Excerpted records:
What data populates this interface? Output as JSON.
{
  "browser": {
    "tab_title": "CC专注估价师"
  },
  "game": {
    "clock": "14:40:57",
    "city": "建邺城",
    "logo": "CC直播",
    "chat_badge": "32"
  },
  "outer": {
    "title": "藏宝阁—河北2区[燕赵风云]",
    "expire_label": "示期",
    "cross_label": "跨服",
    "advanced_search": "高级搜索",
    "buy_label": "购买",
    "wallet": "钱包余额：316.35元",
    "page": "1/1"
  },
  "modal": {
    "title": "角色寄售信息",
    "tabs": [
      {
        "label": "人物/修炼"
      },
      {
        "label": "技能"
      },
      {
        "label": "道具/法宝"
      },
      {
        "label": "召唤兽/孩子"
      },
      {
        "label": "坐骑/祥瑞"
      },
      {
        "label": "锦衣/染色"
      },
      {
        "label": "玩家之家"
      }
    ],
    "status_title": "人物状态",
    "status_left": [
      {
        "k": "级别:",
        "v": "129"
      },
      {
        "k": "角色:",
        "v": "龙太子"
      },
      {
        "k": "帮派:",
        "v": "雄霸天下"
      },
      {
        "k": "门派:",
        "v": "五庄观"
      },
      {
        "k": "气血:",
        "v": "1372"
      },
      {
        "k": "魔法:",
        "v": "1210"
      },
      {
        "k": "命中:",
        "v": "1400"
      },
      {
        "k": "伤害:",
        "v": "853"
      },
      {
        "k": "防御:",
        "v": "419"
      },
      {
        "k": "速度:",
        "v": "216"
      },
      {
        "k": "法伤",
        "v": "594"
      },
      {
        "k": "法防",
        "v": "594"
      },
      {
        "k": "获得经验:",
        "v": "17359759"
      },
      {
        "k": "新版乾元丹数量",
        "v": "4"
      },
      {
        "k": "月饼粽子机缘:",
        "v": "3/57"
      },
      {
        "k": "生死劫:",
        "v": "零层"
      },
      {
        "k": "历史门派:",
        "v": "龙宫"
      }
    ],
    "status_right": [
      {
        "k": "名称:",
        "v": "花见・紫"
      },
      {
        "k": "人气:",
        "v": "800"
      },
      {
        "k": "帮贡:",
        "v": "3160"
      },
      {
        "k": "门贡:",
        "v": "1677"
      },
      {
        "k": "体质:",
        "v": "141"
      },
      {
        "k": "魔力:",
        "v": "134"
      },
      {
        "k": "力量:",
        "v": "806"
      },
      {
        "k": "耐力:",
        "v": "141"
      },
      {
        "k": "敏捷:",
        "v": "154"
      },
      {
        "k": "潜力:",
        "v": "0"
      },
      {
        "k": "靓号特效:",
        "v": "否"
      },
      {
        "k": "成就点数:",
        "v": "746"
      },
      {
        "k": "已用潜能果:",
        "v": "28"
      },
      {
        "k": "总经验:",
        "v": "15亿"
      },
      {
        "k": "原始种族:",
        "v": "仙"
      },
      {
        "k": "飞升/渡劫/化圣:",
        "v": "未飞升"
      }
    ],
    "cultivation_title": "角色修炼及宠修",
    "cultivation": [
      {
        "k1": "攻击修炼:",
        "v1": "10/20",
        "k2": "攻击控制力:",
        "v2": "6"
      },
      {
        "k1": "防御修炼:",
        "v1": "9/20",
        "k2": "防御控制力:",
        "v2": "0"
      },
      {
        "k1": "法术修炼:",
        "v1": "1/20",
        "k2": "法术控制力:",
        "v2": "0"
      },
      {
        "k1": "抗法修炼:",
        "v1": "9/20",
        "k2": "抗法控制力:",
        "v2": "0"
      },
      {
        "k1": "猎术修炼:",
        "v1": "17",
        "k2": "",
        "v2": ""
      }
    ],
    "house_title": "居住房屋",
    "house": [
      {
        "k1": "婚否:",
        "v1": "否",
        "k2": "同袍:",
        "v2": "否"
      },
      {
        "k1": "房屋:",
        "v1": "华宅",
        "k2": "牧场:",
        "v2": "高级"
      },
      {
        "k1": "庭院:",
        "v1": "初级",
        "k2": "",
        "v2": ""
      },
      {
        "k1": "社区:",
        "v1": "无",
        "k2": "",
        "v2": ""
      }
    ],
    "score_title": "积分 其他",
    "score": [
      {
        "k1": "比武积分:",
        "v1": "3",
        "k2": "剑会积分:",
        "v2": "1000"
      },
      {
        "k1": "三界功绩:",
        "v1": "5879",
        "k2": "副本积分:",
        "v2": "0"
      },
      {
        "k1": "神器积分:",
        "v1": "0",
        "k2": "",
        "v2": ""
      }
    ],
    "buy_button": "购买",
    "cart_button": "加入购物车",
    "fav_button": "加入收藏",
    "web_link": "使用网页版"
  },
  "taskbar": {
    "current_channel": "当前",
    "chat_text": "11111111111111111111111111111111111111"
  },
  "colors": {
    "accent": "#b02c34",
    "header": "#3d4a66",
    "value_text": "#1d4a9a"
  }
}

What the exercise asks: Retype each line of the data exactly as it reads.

Solution for this exercise:
What data populates this interface? Output as JSON.
{
  "browser": {
    "tab_title": "CC专注估价师"
  },
  "game": {
    "clock": "14:40:57",
    "city": "建邺城",
    "logo": "CC直播",
    "chat_badge": "32"
  },
  "outer": {
    "title": "藏宝阁—河北2区[燕赵风云]",
    "expire_label": "示期",
    "cross_label": "跨服",
    "advanced_search": "高级搜索",
    "buy_label": "购买",
    "wallet": "钱包余额：316.35元",
    "page": "1/1"
  },
  "modal": {
    "title": "角色寄售信息",
    "tabs": [
      {
        "label": "人物/修炼"
      },
      {
        "label": "技能"
      },
      {
        "label": "道具/法宝"
      },
      {
        "label": "召唤兽/孩子"
      },
      {
        "label": "坐骑/祥瑞"
      },
      {
        "label": "锦衣/染色"
      },
      {
        "label": "玩家之家"
      }
    ],
    "status_title": "人物状态",
    "status_left": [
      {
        "k": "级别:",
        "v": "129"
      },
      {
        "k": "角色:",
        "v": "龙太子"
      },
      {
        "k": "帮派:",
        "v": "雄霸天下"
      },
      {
        "k": "门派:",
        "v": "五庄观"
      },
      {
        "k": "气血:",
        "v": "1372"
      },
      {
        "k": "魔法:",
        "v": "1210"
      },
      {
        "k": "命中:",
        "v": "1400"
      },
      {
        "k": "伤害:",
        "v": "853"
      },
      {
        "k": "防御:",
        "v": "419"
      },
      {
        "k": "速度:",
        "v": "216"
      },
      {
        "k": "法伤",
        "v": "594"
      },
      {
        "k": "法防",
        "v": "594"
      },
      {
        "k": "获得经验:",
        "v": "17359759"
      },
      {
        "k": "新版乾元丹数量",
        "v": "4"
      },
      {
        "k": "月饼粽子机缘:",
        "v": "3/57"
      },
      {
        "k": "生死劫:",
        "v": "零层"
      },
      {
        "k": "历史门派:",
        "v": "龙宫"
      }
    ],
    "status_right": [
      {
        "k": "名称:",
        "v": "花见・紫"
      },
      {
        "k": "人气:",
        "v": "800"
      },
      {
        "k": "帮贡:",
        "v": "3160"
      },
      {
        "k": "门贡:",
        "v": "1677"
      },
      {
        "k": "体质:",
        "v": "141"
      },
      {
        "k": "魔力:",
        "v": "134"
      },
      {
        "k": "力量:",
        "v": "806"
      },
      {
        "k": "耐力:",
        "v": "141"
      },
      {
        "k": "敏捷:",
        "v": "154"
      },
      {
        "k": "潜力:",
        "v": "0"
      },
      {
        "k": "靓号特效:",
        "v": "否"
      },
      {
        "k": "成就点数:",
        "v": "746"
      },
      {
        "k": "已用潜能果:",
        "v": "28"
      },
      {
        "k": "总经验:",
        "v": "15亿"
      },
      {
        "k": "原始种族:",
        "v": "仙"
      },
      {
        "k": "飞升/渡劫/化圣:",
        "v": "未飞升"
      }
    ],
    "cultivation_title": "角色修炼及宠修",
    "cultivation": [
      {
        "k1": "攻击修炼:",
        "v1": "10/20",
        "k2": "攻击控制力:",
        "v2": "6"
      },
      {
        "k1": "防御修炼:",
        "v1": "9/20",
        "k2": "防御控制力:",
        "v2": "0"
      },
      {
        "k1": "法术修炼:",
        "v1": "1/20",
        "k2": "法术控制力:",
        "v2": "0"
      },
      {
        "k1": "抗法修炼:",
        "v1": "9/20",
        "k2": "抗法控制力:",
        "v2": "0"
      },
      {
        "k1": "猎术修炼:",
        "v1": "17",
        "k2": "",
        "v2": ""
      }
    ],
    "house_title": "居住房屋",
    "house": [
      {
        "k1": "婚否:",
        "v1": "否",
        "k2": "同袍:",
        "v2": "否"
      },
      {
        "k1": "房屋:",
        "v1": "华宅",
        "k2": "牧场:",
        "v2": "高级"
      },
      {
        "k1": "庭院:",
        "v1": "初级",
        "k2": "",
        "v2": ""
      },
      {
        "k1": "社区:",
        "v1": "无",
        "k2": "",
        "v2": ""
      }
    ],
    "score_title": "积分 其他",
    "score": [
      {
        "k1": "比武积分:",
        "v1": "3",
        "k2": "剑会积分:",
        "v2": "1000"
      },
      {
        "k1": "三界功绩:",
        "v1": "5879",
        "k2": "副本积分:",
        "v2": "0"
      },
      {
        "k1": "神器积分:",
        "v1": "0",
        "k2": "",
        "v2": ""
      }
    ],
    "buy_button": "购买",
    "cart_button": "加入购物车",
    "fav_button": "加入收藏",
    "web_link": "使用网页版"
  },
  "taskbar": {
    "current_channel": "当前",
    "chat_text": "11111111111111111111111111111111111111"
  },
  "colors": {
    "accent": "#b02c34",
    "header": "#3d4a66",
    "value_text": "#1d4a9a"
  }
}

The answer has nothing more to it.